Rep. Ileana Ros-Lehtinen (Fla.) — The GOP lawmaker tweeted on March 14 that she plans to vote no on the current bill, saying it leaves "too many" people in her south Florida district uninsured. Clinton won Ros-Lehtinen's district by nearly 20 points.
Rep. Mark Sanford (S.C.) — Sanford voted against the bill in the House Budget Committee. He is also a member of the Freedom Caucus.
Rep. Chris Smith (N.J.) — "The overriding concern I have is the Medicaid expansion being significantly altered," Smith told the Asbury Park Press. "It affects so many of our disabled individuals and families, and the working poor."
Rep. Glenn Thompson (Pa.) — Thompson on March 18 said he "could not support the bill in its current form," according to the Centre Daily Times.
Rep. Rob Wittman (Va.) — “After reviewing this legislation and receiving the Congressional Budget Office score today, it is clear that this bill is not consistent with the repeal and replace principles for which I stand,” Wittman said in a statement on March 13.
Rep. Ted Yoho (Fla.) — “I could not support the bill as it is right now,” Yoho said on “PBS Newshour” on March 14. On March 17, he introduced a bill to give insurance companies more flexibility while Congress works on a replacement plan.
Rep. David Young (Iowa) — Young in a statement said he "cannot support" the bill in its "present form."

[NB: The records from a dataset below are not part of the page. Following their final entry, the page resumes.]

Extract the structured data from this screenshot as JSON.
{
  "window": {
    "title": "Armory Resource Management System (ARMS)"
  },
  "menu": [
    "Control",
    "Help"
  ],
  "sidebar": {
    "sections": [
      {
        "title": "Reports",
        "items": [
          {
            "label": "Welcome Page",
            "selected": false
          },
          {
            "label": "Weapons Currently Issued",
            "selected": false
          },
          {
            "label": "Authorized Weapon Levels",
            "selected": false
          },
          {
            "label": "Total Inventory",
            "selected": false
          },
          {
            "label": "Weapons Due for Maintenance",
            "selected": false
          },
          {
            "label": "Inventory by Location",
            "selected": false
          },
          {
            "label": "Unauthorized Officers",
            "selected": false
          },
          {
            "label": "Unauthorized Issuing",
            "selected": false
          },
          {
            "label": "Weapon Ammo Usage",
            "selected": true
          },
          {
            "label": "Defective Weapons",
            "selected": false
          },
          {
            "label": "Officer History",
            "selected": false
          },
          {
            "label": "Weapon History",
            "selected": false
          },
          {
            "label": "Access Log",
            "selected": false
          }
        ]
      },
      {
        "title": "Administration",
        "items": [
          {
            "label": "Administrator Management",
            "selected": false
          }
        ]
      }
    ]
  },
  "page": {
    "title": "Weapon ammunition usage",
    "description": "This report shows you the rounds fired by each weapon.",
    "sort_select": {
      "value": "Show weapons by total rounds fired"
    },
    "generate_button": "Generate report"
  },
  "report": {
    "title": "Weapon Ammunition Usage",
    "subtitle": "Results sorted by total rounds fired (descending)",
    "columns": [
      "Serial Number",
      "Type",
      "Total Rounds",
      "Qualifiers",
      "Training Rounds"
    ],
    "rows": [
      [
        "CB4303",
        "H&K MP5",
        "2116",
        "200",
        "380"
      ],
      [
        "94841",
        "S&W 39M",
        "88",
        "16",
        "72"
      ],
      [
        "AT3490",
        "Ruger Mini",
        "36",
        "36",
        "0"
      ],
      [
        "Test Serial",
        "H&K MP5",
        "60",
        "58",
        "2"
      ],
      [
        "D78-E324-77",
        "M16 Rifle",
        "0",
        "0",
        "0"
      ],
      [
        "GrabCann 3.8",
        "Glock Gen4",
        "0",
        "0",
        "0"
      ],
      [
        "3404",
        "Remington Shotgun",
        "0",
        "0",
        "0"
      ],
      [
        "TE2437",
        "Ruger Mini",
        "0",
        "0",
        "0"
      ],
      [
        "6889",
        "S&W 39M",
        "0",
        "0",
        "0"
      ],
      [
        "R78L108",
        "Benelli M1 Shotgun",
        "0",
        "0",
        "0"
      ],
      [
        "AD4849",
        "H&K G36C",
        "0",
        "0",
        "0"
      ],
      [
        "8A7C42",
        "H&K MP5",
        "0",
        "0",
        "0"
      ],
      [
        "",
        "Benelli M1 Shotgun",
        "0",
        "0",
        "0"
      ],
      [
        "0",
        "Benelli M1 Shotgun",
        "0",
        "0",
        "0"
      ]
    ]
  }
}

At the White House briefing, Press Secretary Sean Spicer said the vote is set for 3:30 P.M. EST.